Training camp has changed a lot from the playing days of John Riggins, when camp used to run for six-eight weeks in Carlisle, Pa.
Back then, two-a-day practices were fully padded and full contact, seven days a week. How else could athletes prepare for the grind of an NFL season?
Standing on the sidelines at the Bon Secours Washington Redskins Training Center, Riggins grimaced thinking back on his training camp memories.
"Oh man, I didn't like it," he said. "It's funny, when they blew the whistle to end practice [today], I felt relieved even though I hadn't done anything except shake hands and smile."
While Riggins may personify old-school, smash-mouth football, he was no fan of the training camp practices of his time.
"Remember, it was a different era back then," he told Redskins Nation's Larry Michael. "As a running back, I got to slide on a lot of stuff. There was some hitting, but the guys up front, the Hogs, were the guys really going at it all the time. I just kind of hung back.
"Of course, when they got to the passing part of practice, I got to sit on the sidelines with my helmet. I would tell people if I caught a pass, something had gone drastically wrong."
Riggins, like Redskins head coach Mike Shanahan, has long advocated smarter training above harder training.
"I was talking to Coach Shanahan about what we went through compared to now. There's a pretty big different in the mindsets between then and now," he said. "Common sense is something you like to live by. Finally, I'm getting to see a little bit of it."
Despite the cringe-worthy memories of his own training camp, Riggins said he was excited to be at training camp, taking in practice the Bon Secours Washington Redskins Training Center for the first time.
"You know what, it feels right," he said with a smile. "I had a good chance to talk to [Redskins owner] Dan [Snyder], and I got a good chance to talk to Mike [Shanahan] and [general manager] Bruce [Allen].
"It couldn't be better.
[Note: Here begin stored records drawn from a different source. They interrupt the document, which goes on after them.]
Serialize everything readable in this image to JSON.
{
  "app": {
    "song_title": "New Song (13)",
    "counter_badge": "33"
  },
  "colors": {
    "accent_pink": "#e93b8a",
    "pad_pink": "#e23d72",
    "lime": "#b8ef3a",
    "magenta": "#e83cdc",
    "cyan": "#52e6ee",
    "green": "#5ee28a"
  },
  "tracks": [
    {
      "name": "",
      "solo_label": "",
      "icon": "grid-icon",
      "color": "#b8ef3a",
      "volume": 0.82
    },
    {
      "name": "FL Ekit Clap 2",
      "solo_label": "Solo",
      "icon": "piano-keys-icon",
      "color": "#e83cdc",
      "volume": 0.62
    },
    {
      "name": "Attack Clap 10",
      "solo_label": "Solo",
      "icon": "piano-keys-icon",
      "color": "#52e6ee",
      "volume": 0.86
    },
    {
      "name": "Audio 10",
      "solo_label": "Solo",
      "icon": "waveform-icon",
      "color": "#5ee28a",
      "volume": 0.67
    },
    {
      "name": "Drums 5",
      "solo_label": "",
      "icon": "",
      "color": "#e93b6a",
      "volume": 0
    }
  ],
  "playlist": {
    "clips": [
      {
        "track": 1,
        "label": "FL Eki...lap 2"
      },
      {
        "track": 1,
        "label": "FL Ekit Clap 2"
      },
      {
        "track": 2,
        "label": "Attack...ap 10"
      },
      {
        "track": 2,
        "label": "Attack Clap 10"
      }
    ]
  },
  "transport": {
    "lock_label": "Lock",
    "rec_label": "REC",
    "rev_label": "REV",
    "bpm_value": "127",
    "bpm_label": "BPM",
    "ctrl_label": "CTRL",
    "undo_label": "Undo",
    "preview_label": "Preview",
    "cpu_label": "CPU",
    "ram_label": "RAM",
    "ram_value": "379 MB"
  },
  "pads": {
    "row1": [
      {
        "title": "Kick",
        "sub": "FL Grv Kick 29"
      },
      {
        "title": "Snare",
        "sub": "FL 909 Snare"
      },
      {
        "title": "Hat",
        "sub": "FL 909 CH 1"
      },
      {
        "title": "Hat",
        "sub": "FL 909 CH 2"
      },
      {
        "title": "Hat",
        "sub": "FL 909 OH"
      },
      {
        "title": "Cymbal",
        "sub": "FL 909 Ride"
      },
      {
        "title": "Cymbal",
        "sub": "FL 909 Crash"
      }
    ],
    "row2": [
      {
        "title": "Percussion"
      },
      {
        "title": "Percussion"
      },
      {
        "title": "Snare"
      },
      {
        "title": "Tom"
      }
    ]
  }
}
They have a great facility down here."
It was also Riggins' first opportunity to see current Redskins star running back Alfred Morris in action, as a busy work schedule kept him away from TVs last season.
But that doesn't mean Riggins was unaware of Morris' historical rookie season, where he rushed for 1,613 yards on 335 carries, with 13 touchdowns.
"I didn't really get a chance to watch him play because I was travelling so much last year, but I got to see you guys do an interview with him, and I told him I felt like I've known him my entire life," he said. "[Morris] is clearly a guys who is very coachable and a guy who is always out there giving it his best shot."
Riggins, the Redskins' all-time leader in rushing yards (7,472), has never been concerned with his franchise marks and predicted that Morris had a very bright future.
"I think what he accomplished last season is nothing short of fantastic," Riggins said. "What he accomplished as a rookie, the fourth-most ever as a rookie, you know, the sky is the limit for him."
Riggo On The Range
When Riggins isn't in the public eye, he can usually be found in the great outdoors—if he can be found at all.
But thanks to his newest outdoors show, Riggo On The Range, Comcast viewers will have a chance to follow Riggins as he leads his friends and former teammates on wild adventures in the Riggins RV.
"That's who I am. I mean, let's face it, that's not much of a stretch for me," he said of the show's simple principles. "I kind of tell people about the show that it's actually a cooking show, because I love to cook, and I think wild game is one of the most delicious things you can eat.
"We shop in the national forests. We don't go down to the supermarket. It's all about the socialization of the hunt or fishing trip where you have a good time. You still bring back something for the family and friends and still get that social part of it."
"I'd like to thank them for letting me broadcast to my home fans. This whole area, these are my guys in this D.C.-area and Virginia and Maryland."